** Task brief **
Your answer should be the lines of the data below that contain "Java".

** Record excerpts **
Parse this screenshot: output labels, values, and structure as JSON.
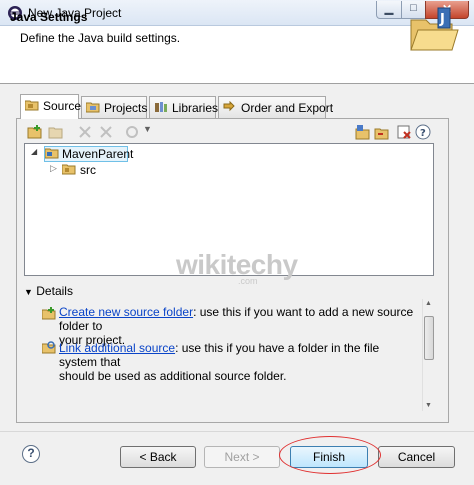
{
  "window": {
    "title": "New Java Project"
  },
  "banner": {
    "title": "Java Settings",
    "description": "Define the Java build settings."
  },
  "tabs": [
    {
      "label": "Source",
      "active": true,
      "icon": "source-folder-icon"
    },
    {
      "label": "Projects",
      "active": false,
      "icon": "projects-folder-icon"
    },
    {
      "label": "Libraries",
      "active": false,
      "icon": "libraries-icon"
    },
    {
      "label": "Order and Export",
      "active": false,
      "icon": "order-export-icon"
    }
  ],
  "tree": {
    "items": [
      {
        "label": "MavenParent",
        "expanded": true
      },
      {
        "label": "src",
        "expanded": false
      }
    ]
  },
  "watermark": {
    "text": "wikitechy",
    "sub": ".com"
  },
  "details": {
    "header": "Details",
    "item1": {
      "link": "Create new source folder",
      "text": ": use this if you want to add a new source folder to",
      "text2": "your project."
    },
    "item2": {
      "link": "Link additional source",
      "text": ": use this if you have a folder in the file system that",
      "text2": "should be used as additional source folder."
    }
  },
  "buttons": {
    "help": "?",
    "back": "< Back",
    "next": "Next >",
    "finish": "Finish",
    "cancel": "Cancel"
  },
  "colors": {
    "link": "#0a44c8",
    "highlight_ring": "#e03030",
    "selection": "#e5f3fb"
  }
}
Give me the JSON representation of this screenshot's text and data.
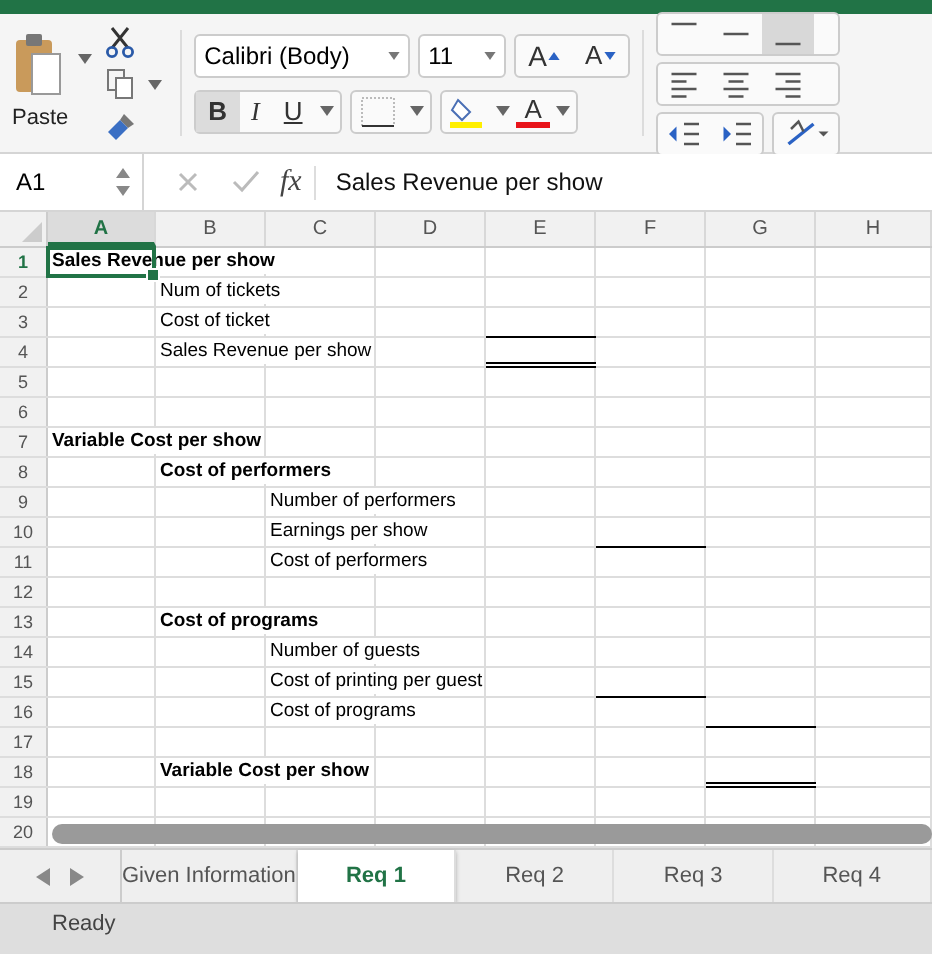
{
  "ribbon": {
    "paste_label": "Paste",
    "font_name": "Calibri (Body)",
    "font_size": "11",
    "grow_font": "A",
    "shrink_font": "A",
    "bold": "B",
    "italic": "I",
    "underline": "U",
    "font_color": "A",
    "vertical_align": [
      {
        "kind": "top",
        "selected": false
      },
      {
        "kind": "middle",
        "selected": false
      },
      {
        "kind": "bottom",
        "selected": true
      }
    ]
  },
  "formula_bar": {
    "name_box": "A1",
    "fx": "fx",
    "content": "Sales Revenue per show"
  },
  "columns": [
    {
      "label": "A",
      "selected": true
    },
    {
      "label": "B",
      "selected": false
    },
    {
      "label": "C",
      "selected": false
    },
    {
      "label": "D",
      "selected": false
    },
    {
      "label": "E",
      "selected": false
    },
    {
      "label": "F",
      "selected": false
    },
    {
      "label": "G",
      "selected": false
    },
    {
      "label": "H",
      "selected": false
    }
  ],
  "rows": [
    {
      "number": "1",
      "selected": true,
      "cells": [
        {
          "text": "Sales Revenue per show",
          "bold": true,
          "selected": true
        },
        {},
        {},
        {},
        {},
        {},
        {},
        {}
      ]
    },
    {
      "number": "2",
      "selected": false,
      "cells": [
        {},
        {
          "text": "Num of tickets",
          "bold": false
        },
        {},
        {},
        {},
        {},
        {},
        {}
      ]
    },
    {
      "number": "3",
      "selected": false,
      "cells": [
        {},
        {
          "text": "Cost of ticket",
          "bold": false
        },
        {},
        {},
        {
          "bottom_border": true
        },
        {},
        {},
        {}
      ]
    },
    {
      "number": "4",
      "selected": false,
      "cells": [
        {},
        {
          "text": "Sales Revenue per show",
          "bold": false
        },
        {},
        {},
        {
          "double_border": true
        },
        {},
        {},
        {}
      ]
    },
    {
      "number": "5",
      "selected": false,
      "cells": [
        {},
        {},
        {},
        {},
        {},
        {},
        {},
        {}
      ]
    },
    {
      "number": "6",
      "selected": false,
      "cells": [
        {},
        {},
        {},
        {},
        {},
        {},
        {},
        {}
      ]
    },
    {
      "number": "7",
      "selected": false,
      "cells": [
        {
          "text": "Variable Cost per show",
          "bold": true
        },
        {},
        {},
        {},
        {},
        {},
        {},
        {}
      ]
    },
    {
      "number": "8",
      "selected": false,
      "cells": [
        {},
        {
          "text": "Cost of performers",
          "bold": true
        },
        {},
        {},
        {},
        {},
        {},
        {}
      ]
    },
    {
      "number": "9",
      "selected": false,
      "cells": [
        {},
        {},
        {
          "text": "Number of performers",
          "bold": false
        },
        {},
        {},
        {},
        {},
        {}
      ]
    },
    {
      "number": "10",
      "selected": false,
      "cells": [
        {},
        {},
        {
          "text": "Earnings per show",
          "bold": false
        },
        {},
        {},
        {
          "bottom_border": true
        },
        {},
        {}
      ]
    },
    {
      "number": "11",
      "selected": false,
      "cells": [
        {},
        {},
        {
          "text": "Cost of performers",
          "bold": false
        },
        {},
        {},
        {},
        {},
        {}
      ]
    },
    {
      "number": "12",
      "selected": false,
      "cells": [
        {},
        {},
        {},
        {},
        {},
        {},
        {},
        {}
      ]
    },
    {
      "number": "13",
      "selected": false,
      "cells": [
        {},
        {
          "text": "Cost of programs",
          "bold": true
        },
        {},
        {},
        {},
        {},
        {},
        {}
      ]
    },
    {
      "number": "14",
      "selected": false,
      "cells": [
        {},
        {},
        {
          "text": "Number of guests",
          "bold": false
        },
        {},
        {},
        {},
        {},
        {}
      ]
    },
    {
      "number": "15",
      "selected": false,
      "cells": [
        {},
        {},
        {
          "text": "Cost of printing per guest",
          "bold": false
        },
        {},
        {},
        {
          "bottom_border": true
        },
        {},
        {}
      ]
    },
    {
      "number": "16",
      "selected": false,
      "cells": [
        {},
        {},
        {
          "text": "Cost of programs",
          "bold": false
        },
        {},
        {},
        {},
        {
          "bottom_border": true
        },
        {}
      ]
    },
    {
      "number": "17",
      "selected": false,
      "cells": [
        {},
        {},
        {},
        {},
        {},
        {},
        {},
        {}
      ]
    },
    {
      "number": "18",
      "selected": false,
      "cells": [
        {},
        {
          "text": "Variable Cost per show",
          "bold": true
        },
        {},
        {},
        {},
        {},
        {
          "double_border": true
        },
        {}
      ]
    },
    {
      "number": "19",
      "selected": false,
      "cells": [
        {},
        {},
        {},
        {},
        {},
        {},
        {},
        {}
      ]
    },
    {
      "number": "20",
      "selected": false,
      "cells": [
        {},
        {},
        {},
        {},
        {},
        {},
        {},
        {}
      ]
    }
  ],
  "sheet_tabs": [
    {
      "label": "Given Information",
      "selected": false
    },
    {
      "label": "Req 1",
      "selected": true
    },
    {
      "label": "Req 2",
      "selected": false
    },
    {
      "label": "Req 3",
      "selected": false
    },
    {
      "label": "Req 4",
      "selected": false
    }
  ],
  "status_bar": {
    "text": "Ready"
  }
}
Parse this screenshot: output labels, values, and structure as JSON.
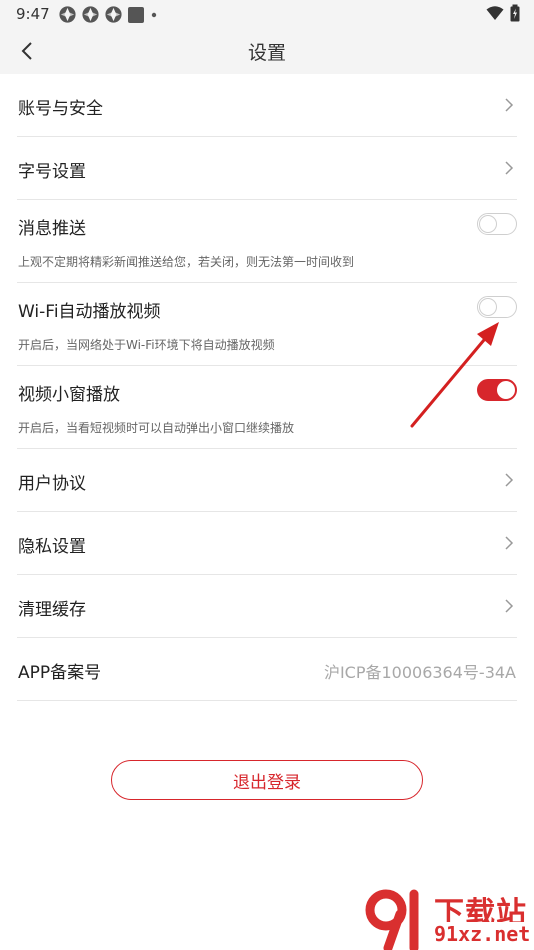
{
  "status_bar": {
    "time": "9:47"
  },
  "header": {
    "title": "设置"
  },
  "settings": {
    "account_security": "账号与安全",
    "font_size": "字号设置",
    "push": {
      "label": "消息推送",
      "desc": "上观不定期将精彩新闻推送给您，若关闭，则无法第一时间收到",
      "enabled": false
    },
    "wifi_autoplay": {
      "label": "Wi-Fi自动播放视频",
      "desc": "开启后，当网络处于Wi-Fi环境下将自动播放视频",
      "enabled": false
    },
    "mini_window": {
      "label": "视频小窗播放",
      "desc": "开启后，当看短视频时可以自动弹出小窗口继续播放",
      "enabled": true
    },
    "user_agreement": "用户协议",
    "privacy": "隐私设置",
    "clear_cache": "清理缓存",
    "icp": {
      "label": "APP备案号",
      "value": "沪ICP备10006364号-34A"
    }
  },
  "logout_label": "退出登录",
  "watermark": {
    "top": "下载站",
    "bottom": "91xz.net"
  },
  "colors": {
    "accent": "#d7262c",
    "annotation_arrow": "#d42020"
  }
}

** Answer to the problem **
    "title": "New Java Project"
    "title": "Java Settings",
    "description": "Define the Java build settings."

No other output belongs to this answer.